The Nationals are also supposed to be renegotiate their broadcast rights fees with MASN every five years.  Such renegotiation has caused the current legal battle between the Orioles, Nationals, and MLB.  The Nationals had been earning $29 MM per year in rights fees before renegotiating and supposedly wanted at least $100 MM per year based off the recent television deals realized by other clubs.[ii]  The Orioles, through their dominant position and control over MASN, offered $35 MM.  This led to an internal MLB arbitration panel which awarded the Nationals an increase in rights fees of nearly $31 MM annually across five years.  The Orioles and MASN have challenged this award in court, not asserting that the Nationals aren’t entitled to a rights fee increase, but that the decision was “tainted” because the Nationals were represented by a law firm that also represents MLB and teams with executives sitting on the arbitration panel.  In addition, MLB has an invested interest in increasing the Nationals rights fee because the league has been making annual payments to the Nationals, reportedly $25 MM, to make up for their deficient television deal – which the league is complicit in forcing upon them.  Mainly at issue, however, is how the rights fee should be calculated.

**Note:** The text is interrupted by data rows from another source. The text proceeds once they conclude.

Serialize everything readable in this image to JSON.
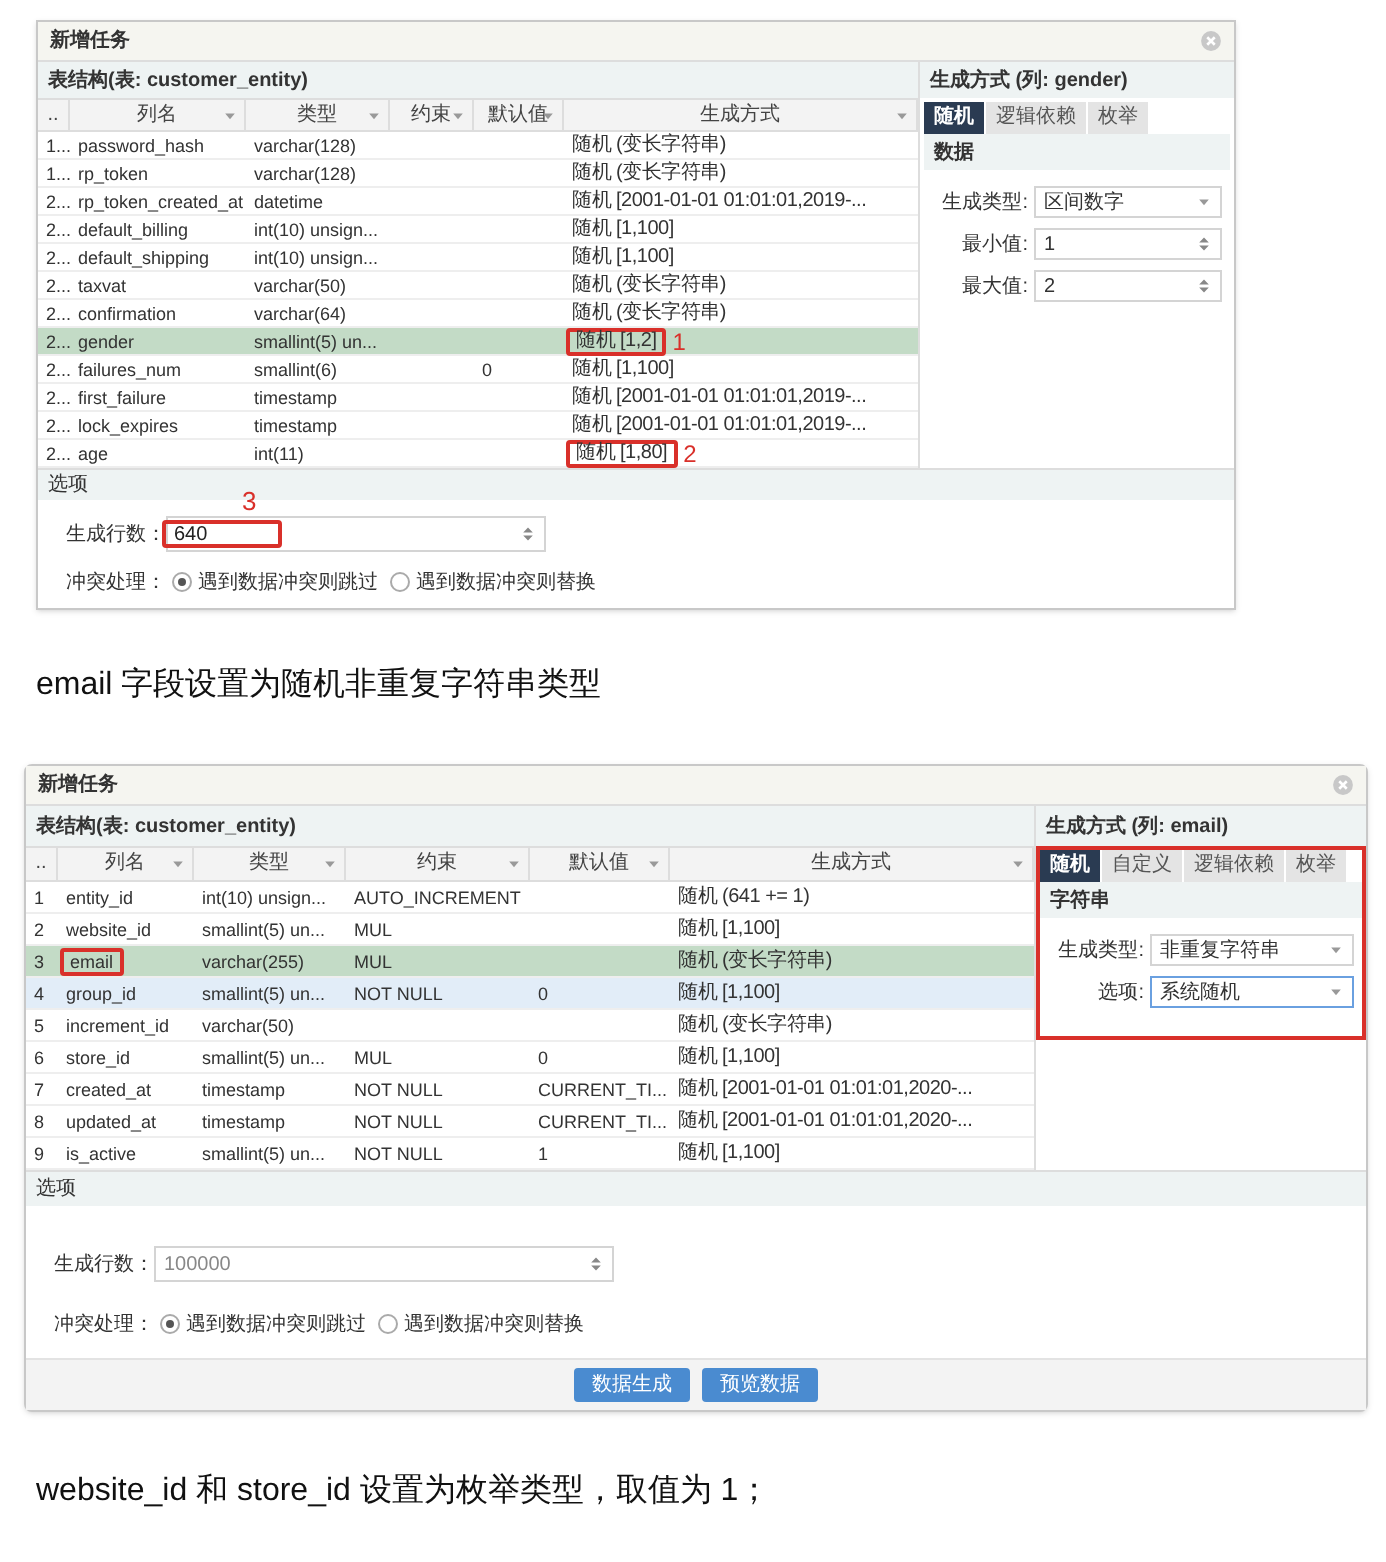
{
  "content": [
    {
      "kind": "dialog",
      "title": "新增任务",
      "table_title": "表结构(表: customer_entity)",
      "columns": [
        "..",
        "列名",
        "类型",
        "约束",
        "默认值",
        "生成方式"
      ],
      "rows": [
        {
          "index": "1...",
          "name": "password_hash",
          "type": "varchar(128)",
          "method": "随机 (变长字符串)",
          "selected": false,
          "hovered": false
        },
        {
          "index": "1...",
          "name": "rp_token",
          "type": "varchar(128)",
          "method": "随机 (变长字符串)",
          "selected": false,
          "hovered": false
        },
        {
          "index": "2...",
          "name": "rp_token_created_at",
          "type": "datetime",
          "method": "随机 [2001-01-01 01:01:01,2019-...",
          "selected": false,
          "hovered": false
        },
        {
          "index": "2...",
          "name": "default_billing",
          "type": "int(10) unsign...",
          "method": "随机 [1,100]",
          "selected": false,
          "hovered": false
        },
        {
          "index": "2...",
          "name": "default_shipping",
          "type": "int(10) unsign...",
          "method": "随机 [1,100]",
          "selected": false,
          "hovered": false
        },
        {
          "index": "2...",
          "name": "taxvat",
          "type": "varchar(50)",
          "method": "随机 (变长字符串)",
          "selected": false,
          "hovered": false
        },
        {
          "index": "2...",
          "name": "confirmation",
          "type": "varchar(64)",
          "method": "随机 (变长字符串)",
          "selected": false,
          "hovered": false
        },
        {
          "index": "2...",
          "name": "gender",
          "type": "smallint(5) un...",
          "method": "随机 [1,2]",
          "selected": true,
          "hovered": false,
          "method_boxed": true,
          "callout": "1"
        },
        {
          "index": "2...",
          "name": "failures_num",
          "type": "smallint(6)",
          "default": "0",
          "method": "随机 [1,100]",
          "selected": false,
          "hovered": false
        },
        {
          "index": "2...",
          "name": "first_failure",
          "type": "timestamp",
          "method": "随机 [2001-01-01 01:01:01,2019-...",
          "selected": false,
          "hovered": false
        },
        {
          "index": "2...",
          "name": "lock_expires",
          "type": "timestamp",
          "method": "随机 [2001-01-01 01:01:01,2019-...",
          "selected": false,
          "hovered": false
        },
        {
          "index": "2...",
          "name": "age",
          "type": "int(11)",
          "method": "随机 [1,80]",
          "selected": false,
          "hovered": false,
          "method_boxed": true,
          "callout": "2"
        }
      ],
      "panel": {
        "title": "生成方式 (列: gender)",
        "highlighted": false,
        "tabs": [
          {
            "label": "随机",
            "selected": true
          },
          {
            "label": "逻辑依赖",
            "selected": false
          },
          {
            "label": "枚举",
            "selected": false
          }
        ],
        "section": "数据",
        "fields": [
          {
            "kind": "select",
            "label": "生成类型:",
            "value": "区间数字",
            "focused": false
          },
          {
            "kind": "spinner",
            "label": "最小值:",
            "value": "1",
            "focused": false
          },
          {
            "kind": "spinner",
            "label": "最大值:",
            "value": "2",
            "focused": false
          }
        ]
      },
      "options_title": "选项",
      "row_count": {
        "label": "生成行数：",
        "value": "640",
        "highlighted": true,
        "callout": "3"
      },
      "conflict": {
        "label": "冲突处理：",
        "options": [
          {
            "label": "遇到数据冲突则跳过",
            "selected": true
          },
          {
            "label": "遇到数据冲突则替换",
            "selected": false
          }
        ]
      }
    },
    {
      "kind": "paragraph",
      "text": "email 字段设置为随机非重复字符串类型"
    },
    {
      "kind": "dialog",
      "title": "新增任务",
      "table_title": "表结构(表: customer_entity)",
      "columns": [
        "..",
        "列名",
        "类型",
        "约束",
        "默认值",
        "生成方式"
      ],
      "rows": [
        {
          "index": "1",
          "name": "entity_id",
          "type": "int(10) unsign...",
          "constraint": "AUTO_INCREMENT",
          "method": "随机 (641 += 1)",
          "selected": false,
          "hovered": false
        },
        {
          "index": "2",
          "name": "website_id",
          "type": "smallint(5) un...",
          "constraint": "MUL",
          "method": "随机 [1,100]",
          "selected": false,
          "hovered": false
        },
        {
          "index": "3",
          "name": "email",
          "type": "varchar(255)",
          "constraint": "MUL",
          "method": "随机 (变长字符串)",
          "selected": true,
          "hovered": false,
          "name_boxed": true
        },
        {
          "index": "4",
          "name": "group_id",
          "type": "smallint(5) un...",
          "constraint": "NOT NULL",
          "default": "0",
          "method": "随机 [1,100]",
          "selected": false,
          "hovered": true
        },
        {
          "index": "5",
          "name": "increment_id",
          "type": "varchar(50)",
          "method": "随机 (变长字符串)",
          "selected": false,
          "hovered": false
        },
        {
          "index": "6",
          "name": "store_id",
          "type": "smallint(5) un...",
          "constraint": "MUL",
          "default": "0",
          "method": "随机 [1,100]",
          "selected": false,
          "hovered": false
        },
        {
          "index": "7",
          "name": "created_at",
          "type": "timestamp",
          "constraint": "NOT NULL",
          "default": "CURRENT_TI...",
          "method": "随机 [2001-01-01 01:01:01,2020-...",
          "selected": false,
          "hovered": false
        },
        {
          "index": "8",
          "name": "updated_at",
          "type": "timestamp",
          "constraint": "NOT NULL",
          "default": "CURRENT_TI...",
          "method": "随机 [2001-01-01 01:01:01,2020-...",
          "selected": false,
          "hovered": false
        },
        {
          "index": "9",
          "name": "is_active",
          "type": "smallint(5) un...",
          "constraint": "NOT NULL",
          "default": "1",
          "method": "随机 [1,100]",
          "selected": false,
          "hovered": false
        }
      ],
      "panel": {
        "title": "生成方式 (列: email)",
        "highlighted": true,
        "tabs": [
          {
            "label": "随机",
            "selected": true
          },
          {
            "label": "自定义",
            "selected": false
          },
          {
            "label": "逻辑依赖",
            "selected": false
          },
          {
            "label": "枚举",
            "selected": false
          }
        ],
        "section": "字符串",
        "fields": [
          {
            "kind": "select",
            "label": "生成类型:",
            "value": "非重复字符串",
            "focused": false
          },
          {
            "kind": "select",
            "label": "选项:",
            "value": "系统随机",
            "focused": true
          }
        ]
      },
      "options_title": "选项",
      "row_count": {
        "label": "生成行数：",
        "placeholder": "100000",
        "highlighted": false
      },
      "conflict": {
        "label": "冲突处理：",
        "options": [
          {
            "label": "遇到数据冲突则跳过",
            "selected": true
          },
          {
            "label": "遇到数据冲突则替换",
            "selected": false
          }
        ]
      },
      "buttons": [
        "数据生成",
        "预览数据"
      ]
    },
    {
      "kind": "paragraph",
      "text": "website_id 和 store_id 设置为枚举类型，取值为 1；"
    }
  ]
}
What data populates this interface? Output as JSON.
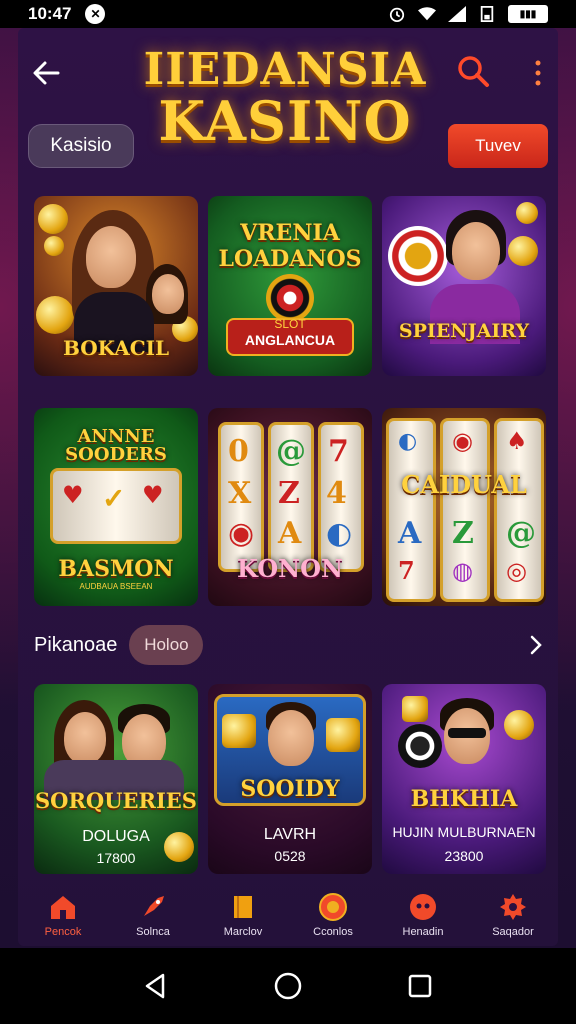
{
  "status": {
    "time": "10:47"
  },
  "header": {
    "logo_line1": "IIEDANSIA",
    "logo_line2": "KASINO",
    "left_pill": "Kasisio",
    "right_button": "Tuvev"
  },
  "row1": [
    {
      "title": "BOKACIL"
    },
    {
      "title_top": "VRENIA",
      "title_mid": "LOADANOS",
      "badge_top": "SLOT",
      "badge": "ANGLANCUA"
    },
    {
      "title": "SPIENJAIRY"
    }
  ],
  "row2": [
    {
      "title_top": "ANNNE",
      "title_mid": "SOODERS",
      "title": "BASMON",
      "sub": "AUDBAUA BSEEAN"
    },
    {
      "title": "KONON"
    },
    {
      "title": "CAIDUAL"
    }
  ],
  "section": {
    "label": "Pikanoae",
    "chip": "Holoo"
  },
  "row3": [
    {
      "title": "SORQUERIES",
      "sub": "DOLUGA",
      "value": "17800"
    },
    {
      "title": "SOOIDY",
      "sub": "LAVRH",
      "value": "0528"
    },
    {
      "title": "BHKHIA",
      "sub": "HUJIN MULBURNAEN",
      "value": "23800"
    }
  ],
  "nav": [
    {
      "label": "Pencok",
      "icon": "home-icon"
    },
    {
      "label": "Solnca",
      "icon": "rocket-icon"
    },
    {
      "label": "Marclov",
      "icon": "ticket-icon"
    },
    {
      "label": "Cconlos",
      "icon": "chip-icon"
    },
    {
      "label": "Henadin",
      "icon": "bag-icon"
    },
    {
      "label": "Saqador",
      "icon": "gear-icon"
    }
  ],
  "colors": {
    "accent": "#f14a2a",
    "gold": "#ffcf3a",
    "bg": "#24113a"
  }
}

Nonetheless, no matter the outcome of the court case involving the arbitration panel’s decision, the rights fees the Nationals receive is due to increase. The club will also have the right to renegotiate its TV deal at least twice more while continuing its deferred payments to Scherzer.  The improved TV rights fees the Nationals will obtain and the additional revenues brought in from a greater ownership stake in MASN will allow the organization to use that new income to pay off a good chunk of the contract.  The Nationals creativity in drafting Scherzer’s mega-contract should afford the organization financial flexibility to maintain a competitive Major League roster and absorb other large player salaries.  Deferring Scherzer’s contract essentially gives the club an interest free loan.  The Nationals have used future earnings to acquire an asset with the goal of helping them achieve something the organization has never experienced - a World Series Championship.

[i] 191,401,086 + 18,795,000 = 210,196,086, more than the $210 MM face value of Scherzer’s contract

[ii] The Texas Rangers, who occupy a similarly sized market as the Nationals, recently negotiated a new rights deal that carries an average annual value of $150 MM.

About Avi Sommer

Avi is an attorney for Under Armour primarily working with endorsements and brand management. He spent 2014 working for the Boston Red Sox in a Player Development & Professional Scouting role and, prior to that, he was a commercial litigation associate in a Baltimore law firm. He has wide-ranging professional experience in the sports world. Aside from the Red Sox, he has previously worked for the San Antonio Spurs, the National Football League, and the Baltimore Orioles. His writings have been published in the Sports Lawyers Journal and The Sports Lawyer. Avi graduated Cum Laude from Tulane University Law School with a certificate in Sports Law in 2012, after graduating with Honors from the University of Rochester in 2008 with a B.A. in History and Political Science.

Check Also

Finley v. Kuhn and the Power of the Commissioner

Long before Sam Hinkie asked Philadelphia 76ers fans to trust the process, there was Charlie Finley. Long before Roger Goodell became known as the most notorious commissioner in professional sports, there was Bowie Kuhn. One of the most famous sports law cases in history saw these two face off in a battle of egos that would impact the world of sports in a way that resonates today.

Leave a Reply